“Since your children’s feet are in their socks all day, they are the one clothing item that should be produced to exacting standards,” Corinne says.
Eureka’s choice of bamboo as the base material for its socks reflects a worldwide trend to manufacture clothing that is safe to wear, naturally sourced and sustainable. Bamboo receives a lot of attention because it’s easy to grow without pesticides (or water) and is quick to replenish itself, but it’s not the only option for the eco-savvy shopper. Natural and eco-friendly (premiumpriced) fabrics, from organic cotton to alpaca, are now cropping up everywhere from Zara to Gap.
Hemp has been touted as the ultimate eco-friendly fabric because it requires no chemicals to grow. It’s also extremely versatile, and can be used to create both strong, sturdy fabrics and soft, comfortable delicates. Look out too for items made of lyocell, the generic name for the Tencel brand. It’s made from wood pulp, so it’s both biodegradable and recyclable. Silky soft soy fabric, made from the by-products of soy-oil processing, is another good option, as is true linen since it’s made from flax, a crop that requires very little pest-controlling chemicals.
At the luxury end, long-lasting cashmere, alpaca and silk are sound, all-natural fabric options requiring no chemical-based synthetic processing. While cashmere fibre comes from Kashmir goats and alpaca from Alpaca sheep, silk is made by silk worms.

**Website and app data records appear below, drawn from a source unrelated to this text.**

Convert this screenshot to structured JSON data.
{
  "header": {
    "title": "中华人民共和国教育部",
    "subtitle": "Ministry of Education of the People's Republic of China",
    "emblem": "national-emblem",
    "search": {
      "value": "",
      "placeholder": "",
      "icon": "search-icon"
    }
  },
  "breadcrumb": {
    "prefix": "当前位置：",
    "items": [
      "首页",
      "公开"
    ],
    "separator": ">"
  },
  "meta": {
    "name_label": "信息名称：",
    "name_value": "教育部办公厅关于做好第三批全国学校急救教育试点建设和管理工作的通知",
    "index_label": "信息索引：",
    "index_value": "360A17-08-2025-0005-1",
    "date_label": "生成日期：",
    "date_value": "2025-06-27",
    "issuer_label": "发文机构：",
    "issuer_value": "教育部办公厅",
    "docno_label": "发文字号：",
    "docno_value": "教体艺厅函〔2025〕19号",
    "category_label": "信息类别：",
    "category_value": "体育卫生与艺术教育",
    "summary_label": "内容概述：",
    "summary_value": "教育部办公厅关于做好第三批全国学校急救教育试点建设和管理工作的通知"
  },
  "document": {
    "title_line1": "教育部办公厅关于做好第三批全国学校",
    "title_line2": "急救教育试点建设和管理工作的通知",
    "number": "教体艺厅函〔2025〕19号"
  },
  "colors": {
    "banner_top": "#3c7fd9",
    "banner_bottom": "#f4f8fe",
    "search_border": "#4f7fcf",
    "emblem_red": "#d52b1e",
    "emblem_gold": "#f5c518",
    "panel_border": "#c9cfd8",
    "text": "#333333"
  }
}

When shopping for child- and earthfriendly garments, you need to be sure that you are buying something that is certified organic, sustainable and eco-friendly. Also check you aren’t getting a less-eco ‘blend’ that includes a high percentage of other fibres, like polyester, in the mix. To keep prices down, clothes are often treated with harmful chemicals, like formaldehyde, and dyed with carcinogenic dyes, so look for garments that are coloured using natural or vegetable-based dyes. To control your carbon footprint, choose garments that are made as close to home as possible.
The bottom line when buying clothing that’s supportive of the environment and your family’s health is to do your homework. Read the labels carefully and shop at a reputable, socially responsible supplier who will weigh the facts for you. Make sure you know where the clothing comes from, who makes it and what it’s processed with – this way you will know that every item you buy is as desirable as it looks.
Home-grown Eureka socks
Showcased recently through the Around DB Sock Design Competition 2016, Eureka Socks’ products are available online and at local school shops. “We are a community-based business,” says Corinne. “The products are brought to you from the community (our team is DB-based) and sold within the community. The socks are also directly relevant to the community, as they have inspiring, locally significant messages like Save the Dolphins and I love Lantau.”
Promoting the well being of DB kids (and their parents’ peace of mind), Eureka Socks also provides a way for the community to give back. “We take our social responsibility seriously,” says Corinne, “so for every purchase of socks, we will donate a pair of socks to someone who needs it. We are trying to get school kids involved in that process, so they will write messages to go with the socks being sent to children in need and homeless people.”